Copy each line of the entries below that contains the string "WPTO".

• EXTRACTED DATA:
- Opening Delimiter -

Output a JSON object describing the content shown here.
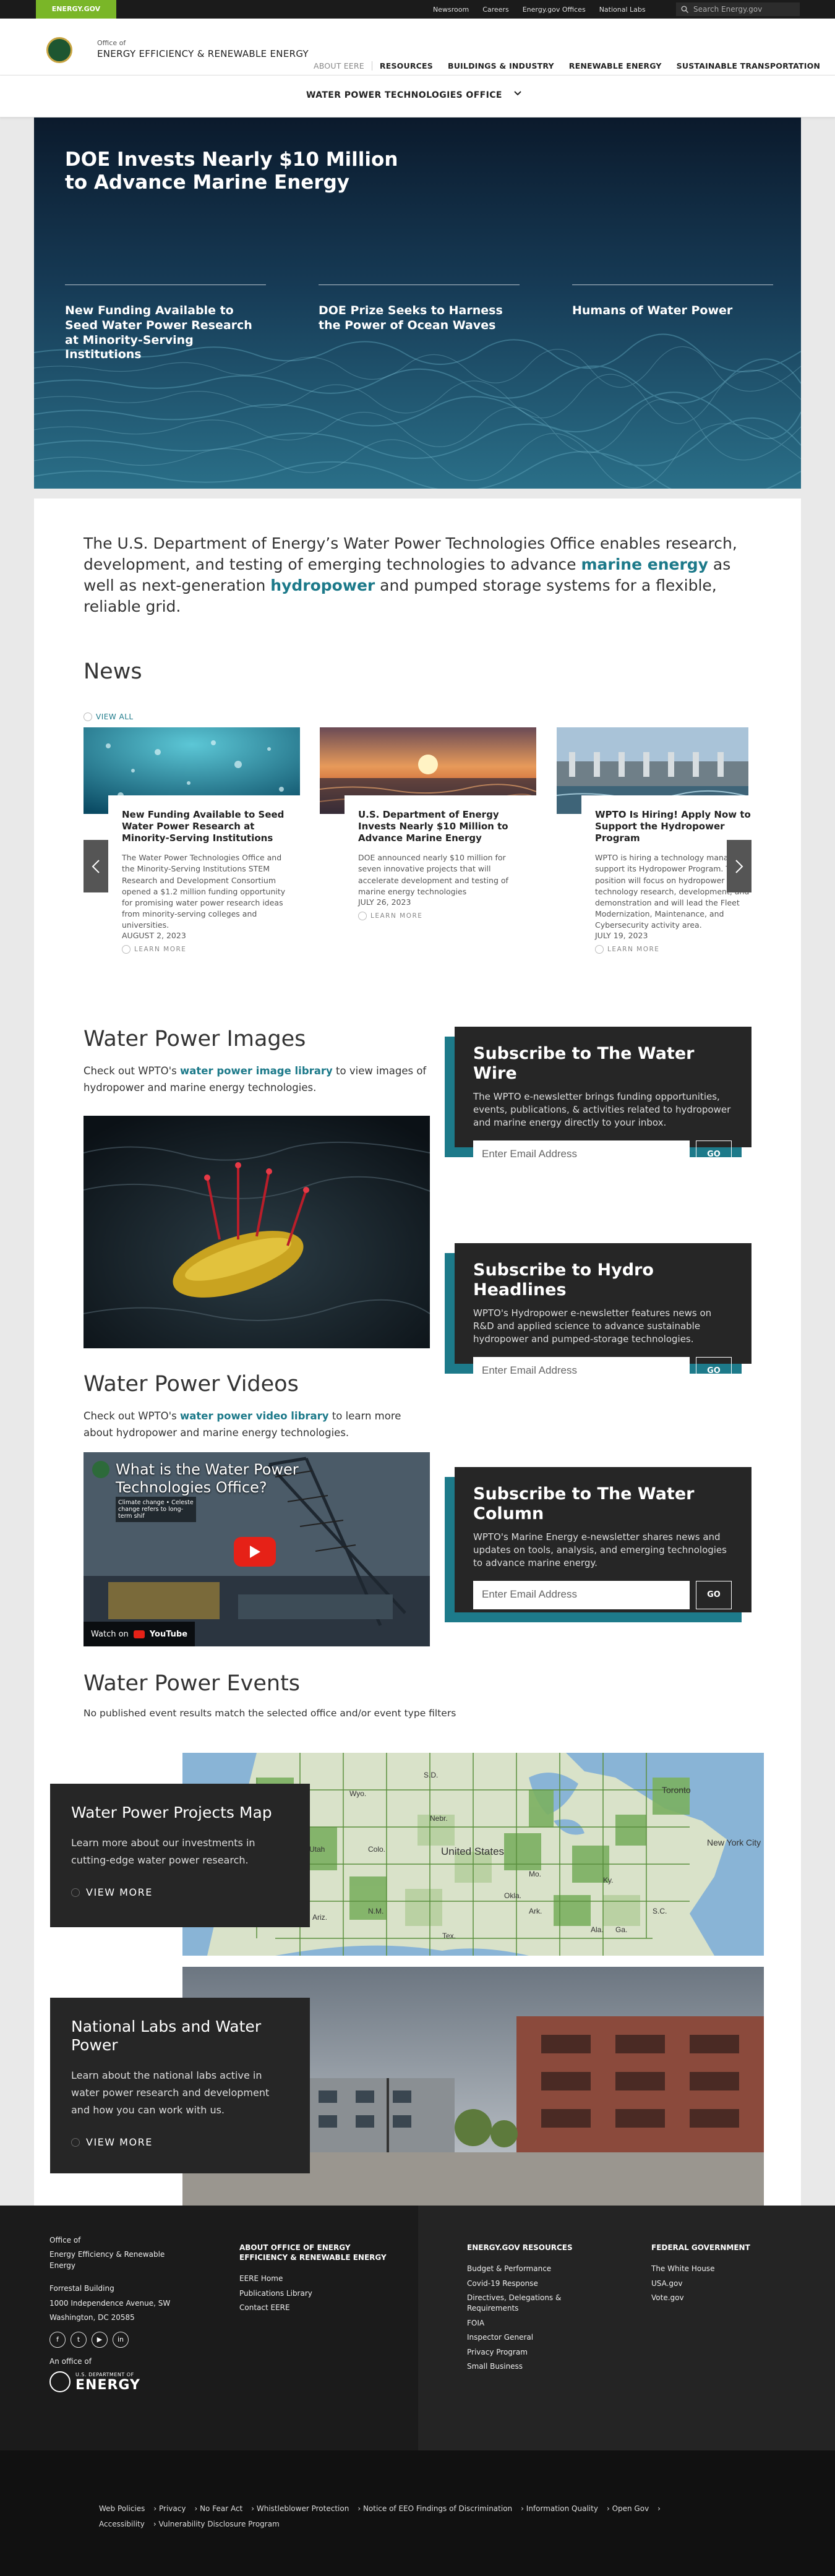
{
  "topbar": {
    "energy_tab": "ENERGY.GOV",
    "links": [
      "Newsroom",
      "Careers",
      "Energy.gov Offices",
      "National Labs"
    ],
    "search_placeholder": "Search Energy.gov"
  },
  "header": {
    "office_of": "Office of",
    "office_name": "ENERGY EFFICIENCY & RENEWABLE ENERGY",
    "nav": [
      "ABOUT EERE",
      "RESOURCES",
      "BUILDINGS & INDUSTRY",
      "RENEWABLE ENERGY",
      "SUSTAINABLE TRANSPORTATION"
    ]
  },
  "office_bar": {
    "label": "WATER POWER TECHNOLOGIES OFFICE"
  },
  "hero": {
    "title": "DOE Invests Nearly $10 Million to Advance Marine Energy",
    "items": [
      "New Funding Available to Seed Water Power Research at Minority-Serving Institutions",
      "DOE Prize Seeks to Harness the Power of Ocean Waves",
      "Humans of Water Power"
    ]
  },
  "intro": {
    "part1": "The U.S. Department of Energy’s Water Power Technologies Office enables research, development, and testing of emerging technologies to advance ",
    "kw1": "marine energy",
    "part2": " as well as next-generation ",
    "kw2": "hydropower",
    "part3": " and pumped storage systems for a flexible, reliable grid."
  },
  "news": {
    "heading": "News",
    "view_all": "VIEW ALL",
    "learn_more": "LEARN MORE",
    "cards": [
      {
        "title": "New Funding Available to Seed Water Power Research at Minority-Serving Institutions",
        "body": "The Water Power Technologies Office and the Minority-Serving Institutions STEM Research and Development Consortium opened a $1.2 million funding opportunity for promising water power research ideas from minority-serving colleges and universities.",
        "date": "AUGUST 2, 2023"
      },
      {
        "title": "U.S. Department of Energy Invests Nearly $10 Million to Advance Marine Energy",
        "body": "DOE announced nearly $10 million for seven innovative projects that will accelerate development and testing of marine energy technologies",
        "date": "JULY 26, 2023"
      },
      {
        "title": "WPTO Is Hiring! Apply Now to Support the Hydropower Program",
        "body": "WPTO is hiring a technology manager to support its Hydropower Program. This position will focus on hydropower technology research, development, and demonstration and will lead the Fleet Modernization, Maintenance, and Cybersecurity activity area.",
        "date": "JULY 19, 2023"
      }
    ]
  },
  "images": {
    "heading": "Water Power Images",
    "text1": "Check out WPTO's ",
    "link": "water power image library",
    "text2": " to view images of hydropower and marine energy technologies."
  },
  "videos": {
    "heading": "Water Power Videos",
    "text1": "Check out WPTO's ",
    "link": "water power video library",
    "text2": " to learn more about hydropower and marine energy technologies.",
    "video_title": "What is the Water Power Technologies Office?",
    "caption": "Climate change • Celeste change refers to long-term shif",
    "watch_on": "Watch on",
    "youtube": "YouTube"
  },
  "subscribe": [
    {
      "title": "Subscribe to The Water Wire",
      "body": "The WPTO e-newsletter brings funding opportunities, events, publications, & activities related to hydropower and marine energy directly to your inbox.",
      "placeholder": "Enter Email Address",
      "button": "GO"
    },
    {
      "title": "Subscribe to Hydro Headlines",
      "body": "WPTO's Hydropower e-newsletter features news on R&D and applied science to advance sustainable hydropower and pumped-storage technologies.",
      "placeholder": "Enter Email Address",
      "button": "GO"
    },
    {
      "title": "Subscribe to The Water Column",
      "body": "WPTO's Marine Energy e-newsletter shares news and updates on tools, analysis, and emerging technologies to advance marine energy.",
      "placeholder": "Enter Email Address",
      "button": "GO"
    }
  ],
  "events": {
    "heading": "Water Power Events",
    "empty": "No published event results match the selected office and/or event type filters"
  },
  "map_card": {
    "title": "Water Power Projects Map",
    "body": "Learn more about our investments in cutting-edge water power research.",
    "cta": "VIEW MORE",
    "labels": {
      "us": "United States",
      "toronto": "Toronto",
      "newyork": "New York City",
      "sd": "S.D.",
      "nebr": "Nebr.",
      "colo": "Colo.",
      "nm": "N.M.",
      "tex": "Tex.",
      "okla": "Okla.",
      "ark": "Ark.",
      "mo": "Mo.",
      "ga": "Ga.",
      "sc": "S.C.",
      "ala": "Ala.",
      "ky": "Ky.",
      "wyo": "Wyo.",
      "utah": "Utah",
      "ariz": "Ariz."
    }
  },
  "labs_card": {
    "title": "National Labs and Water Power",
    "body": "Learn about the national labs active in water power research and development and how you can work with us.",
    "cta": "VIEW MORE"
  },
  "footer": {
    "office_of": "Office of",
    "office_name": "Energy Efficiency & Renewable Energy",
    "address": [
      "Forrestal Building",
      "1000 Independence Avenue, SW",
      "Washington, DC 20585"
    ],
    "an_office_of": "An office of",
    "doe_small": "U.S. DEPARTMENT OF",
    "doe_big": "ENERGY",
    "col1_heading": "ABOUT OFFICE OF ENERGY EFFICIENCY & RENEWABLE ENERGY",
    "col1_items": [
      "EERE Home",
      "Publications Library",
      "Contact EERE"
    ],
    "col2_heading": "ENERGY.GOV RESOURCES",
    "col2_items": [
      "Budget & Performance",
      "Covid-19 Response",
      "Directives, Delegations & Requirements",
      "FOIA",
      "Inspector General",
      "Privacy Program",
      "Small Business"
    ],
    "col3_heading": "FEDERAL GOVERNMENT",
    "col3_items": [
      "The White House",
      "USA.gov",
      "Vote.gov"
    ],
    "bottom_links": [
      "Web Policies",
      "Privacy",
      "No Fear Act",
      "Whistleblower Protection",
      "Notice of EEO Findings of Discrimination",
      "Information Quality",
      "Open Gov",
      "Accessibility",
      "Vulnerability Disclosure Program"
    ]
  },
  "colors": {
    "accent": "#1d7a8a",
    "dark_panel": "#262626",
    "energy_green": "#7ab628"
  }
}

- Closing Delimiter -
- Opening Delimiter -

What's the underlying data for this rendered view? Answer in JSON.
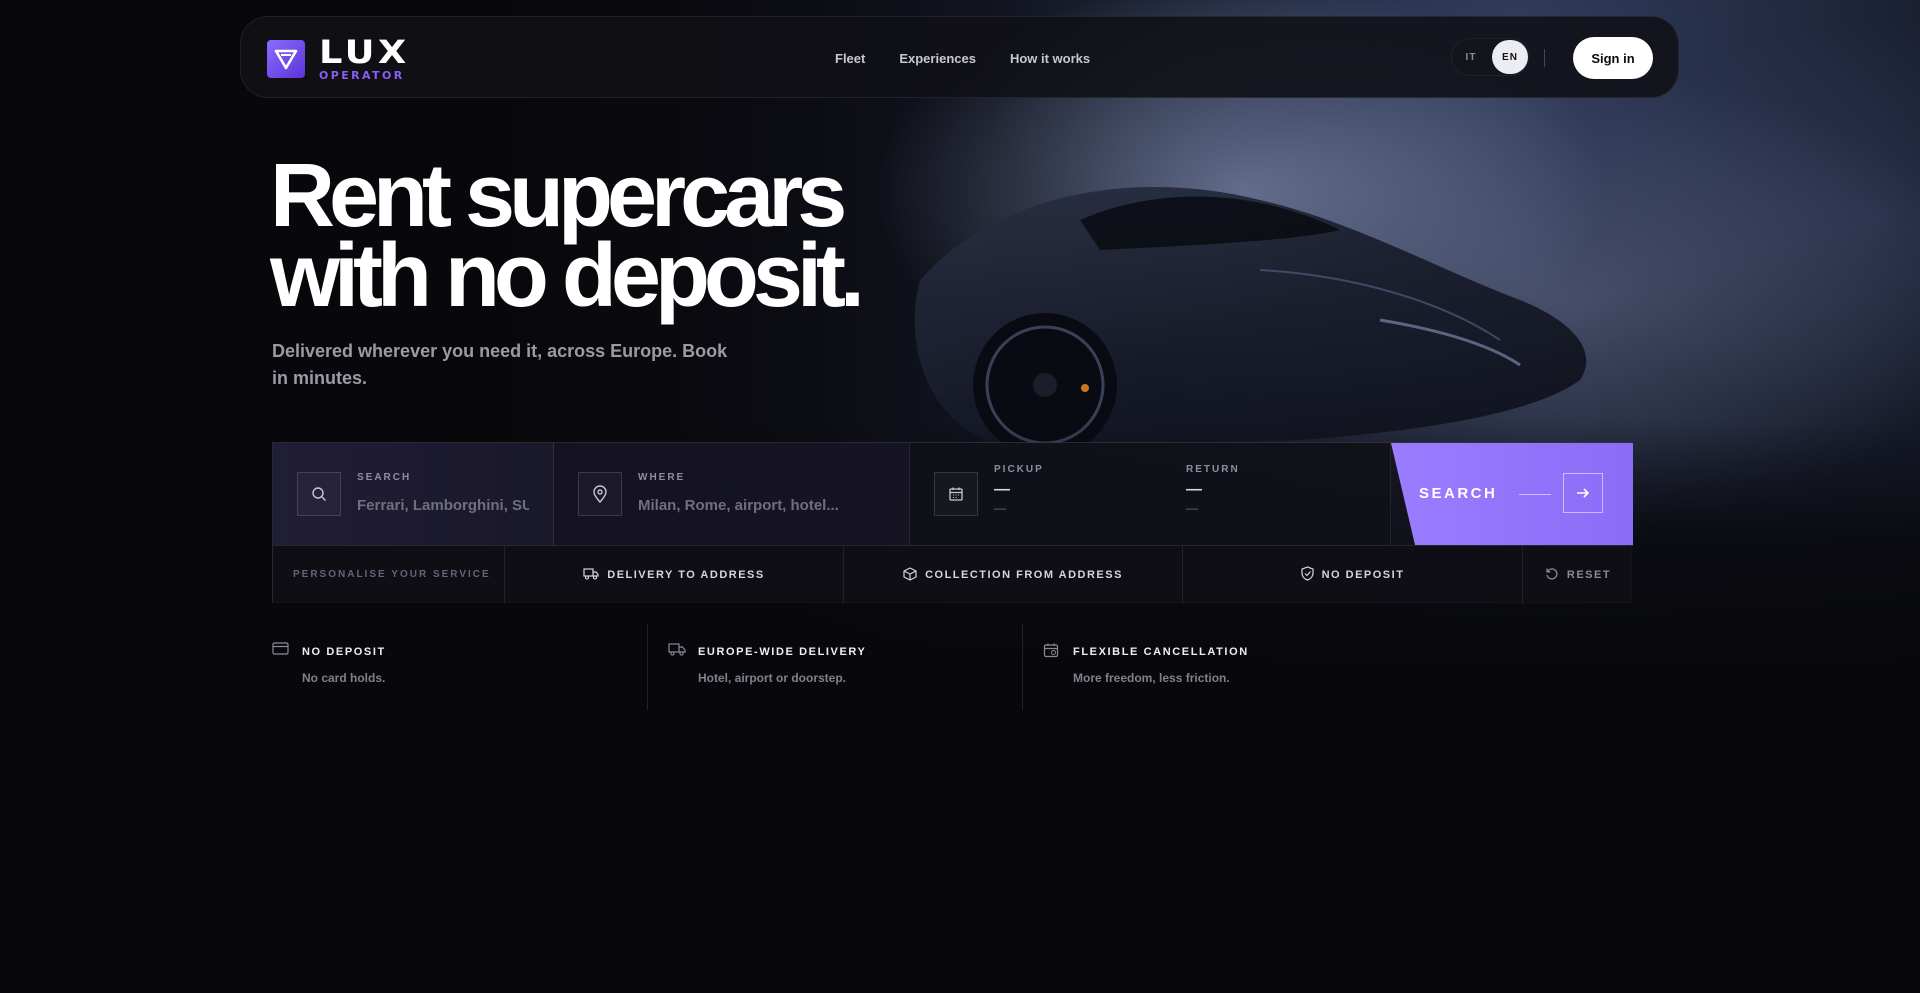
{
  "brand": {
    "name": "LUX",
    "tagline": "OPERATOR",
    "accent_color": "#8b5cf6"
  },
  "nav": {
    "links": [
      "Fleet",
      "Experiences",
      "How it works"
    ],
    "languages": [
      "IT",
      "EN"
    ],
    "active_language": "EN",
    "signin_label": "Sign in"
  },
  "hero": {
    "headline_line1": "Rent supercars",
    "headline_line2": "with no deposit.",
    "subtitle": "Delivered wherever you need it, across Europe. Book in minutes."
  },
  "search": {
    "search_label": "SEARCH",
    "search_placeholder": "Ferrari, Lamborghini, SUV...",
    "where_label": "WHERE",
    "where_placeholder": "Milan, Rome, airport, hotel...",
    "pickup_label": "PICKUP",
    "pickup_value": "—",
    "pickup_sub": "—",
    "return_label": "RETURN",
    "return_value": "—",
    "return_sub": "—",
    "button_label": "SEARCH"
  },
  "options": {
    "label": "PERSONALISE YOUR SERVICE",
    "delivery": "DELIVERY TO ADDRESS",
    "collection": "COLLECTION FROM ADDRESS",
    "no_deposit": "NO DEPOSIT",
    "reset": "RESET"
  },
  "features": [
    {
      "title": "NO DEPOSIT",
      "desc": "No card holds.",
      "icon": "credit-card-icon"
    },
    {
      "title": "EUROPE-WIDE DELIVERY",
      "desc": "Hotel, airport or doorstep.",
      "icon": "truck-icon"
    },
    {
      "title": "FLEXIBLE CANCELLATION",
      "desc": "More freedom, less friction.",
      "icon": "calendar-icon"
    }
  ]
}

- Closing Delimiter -
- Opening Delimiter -

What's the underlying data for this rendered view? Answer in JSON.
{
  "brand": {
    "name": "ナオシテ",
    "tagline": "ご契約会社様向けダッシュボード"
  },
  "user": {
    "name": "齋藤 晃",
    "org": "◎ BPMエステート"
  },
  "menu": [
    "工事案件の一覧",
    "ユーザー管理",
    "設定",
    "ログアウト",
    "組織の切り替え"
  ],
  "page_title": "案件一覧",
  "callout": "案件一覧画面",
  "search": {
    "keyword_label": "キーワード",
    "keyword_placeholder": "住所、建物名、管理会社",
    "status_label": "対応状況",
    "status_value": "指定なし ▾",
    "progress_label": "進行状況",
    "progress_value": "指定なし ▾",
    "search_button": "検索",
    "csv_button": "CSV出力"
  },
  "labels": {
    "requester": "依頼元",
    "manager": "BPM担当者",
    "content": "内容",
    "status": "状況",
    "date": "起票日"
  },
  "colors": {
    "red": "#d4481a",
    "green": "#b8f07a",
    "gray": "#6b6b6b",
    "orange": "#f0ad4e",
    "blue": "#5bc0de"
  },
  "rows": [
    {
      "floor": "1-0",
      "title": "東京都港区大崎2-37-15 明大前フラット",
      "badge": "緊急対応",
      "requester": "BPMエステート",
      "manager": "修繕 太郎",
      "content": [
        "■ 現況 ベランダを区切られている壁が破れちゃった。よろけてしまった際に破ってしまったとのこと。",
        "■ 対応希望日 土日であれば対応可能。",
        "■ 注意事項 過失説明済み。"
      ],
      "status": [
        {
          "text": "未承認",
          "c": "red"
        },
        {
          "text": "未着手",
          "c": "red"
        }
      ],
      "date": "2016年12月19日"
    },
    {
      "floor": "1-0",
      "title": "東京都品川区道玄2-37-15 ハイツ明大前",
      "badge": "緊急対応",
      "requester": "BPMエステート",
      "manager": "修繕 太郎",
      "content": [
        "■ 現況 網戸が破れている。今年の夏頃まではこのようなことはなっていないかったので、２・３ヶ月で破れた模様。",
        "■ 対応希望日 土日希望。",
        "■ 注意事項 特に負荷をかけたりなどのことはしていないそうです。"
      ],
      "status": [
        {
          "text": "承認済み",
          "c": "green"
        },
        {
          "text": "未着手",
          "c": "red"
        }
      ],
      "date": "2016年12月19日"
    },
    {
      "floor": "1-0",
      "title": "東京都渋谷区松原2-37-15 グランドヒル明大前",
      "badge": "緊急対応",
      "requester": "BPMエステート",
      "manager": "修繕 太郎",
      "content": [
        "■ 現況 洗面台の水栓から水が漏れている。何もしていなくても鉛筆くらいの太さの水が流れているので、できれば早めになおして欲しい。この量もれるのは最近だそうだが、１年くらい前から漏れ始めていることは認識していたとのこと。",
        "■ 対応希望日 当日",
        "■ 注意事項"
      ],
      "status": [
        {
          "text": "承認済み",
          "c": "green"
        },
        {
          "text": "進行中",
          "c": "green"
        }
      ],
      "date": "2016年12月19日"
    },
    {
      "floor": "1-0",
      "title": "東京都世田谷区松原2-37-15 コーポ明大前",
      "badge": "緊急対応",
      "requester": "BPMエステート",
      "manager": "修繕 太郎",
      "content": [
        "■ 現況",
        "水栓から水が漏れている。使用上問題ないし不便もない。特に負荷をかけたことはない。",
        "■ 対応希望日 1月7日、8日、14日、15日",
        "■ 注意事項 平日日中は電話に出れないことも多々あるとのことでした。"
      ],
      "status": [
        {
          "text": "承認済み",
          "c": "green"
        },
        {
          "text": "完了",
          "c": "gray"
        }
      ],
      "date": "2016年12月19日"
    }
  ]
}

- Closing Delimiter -

• WRITTEN SOLUTION:
        "title": "WPTO Is Hiring! Apply Now to Support the Hydropower Program",
        "body": "WPTO is hiring a technology manager to support its Hydropower Program. This position will focus on hydropower technology research, development, and demonstration and will lead the Fleet Modernization, Maintenance, and Cybersecurity activity area.",
    "text1": "Check out WPTO's ",
    "text1": "Check out WPTO's ",
      "body": "The WPTO e-newsletter brings funding opportunities, events, publications, & activities related to hydropower and marine energy directly to your inbox.",
      "body": "WPTO's Hydropower e-newsletter features news on R&D and applied science to advance sustainable hydropower and pumped-storage technologies.",
      "body": "WPTO's Marine Energy e-newsletter shares news and updates on tools, analysis, and emerging technologies to advance marine energy.",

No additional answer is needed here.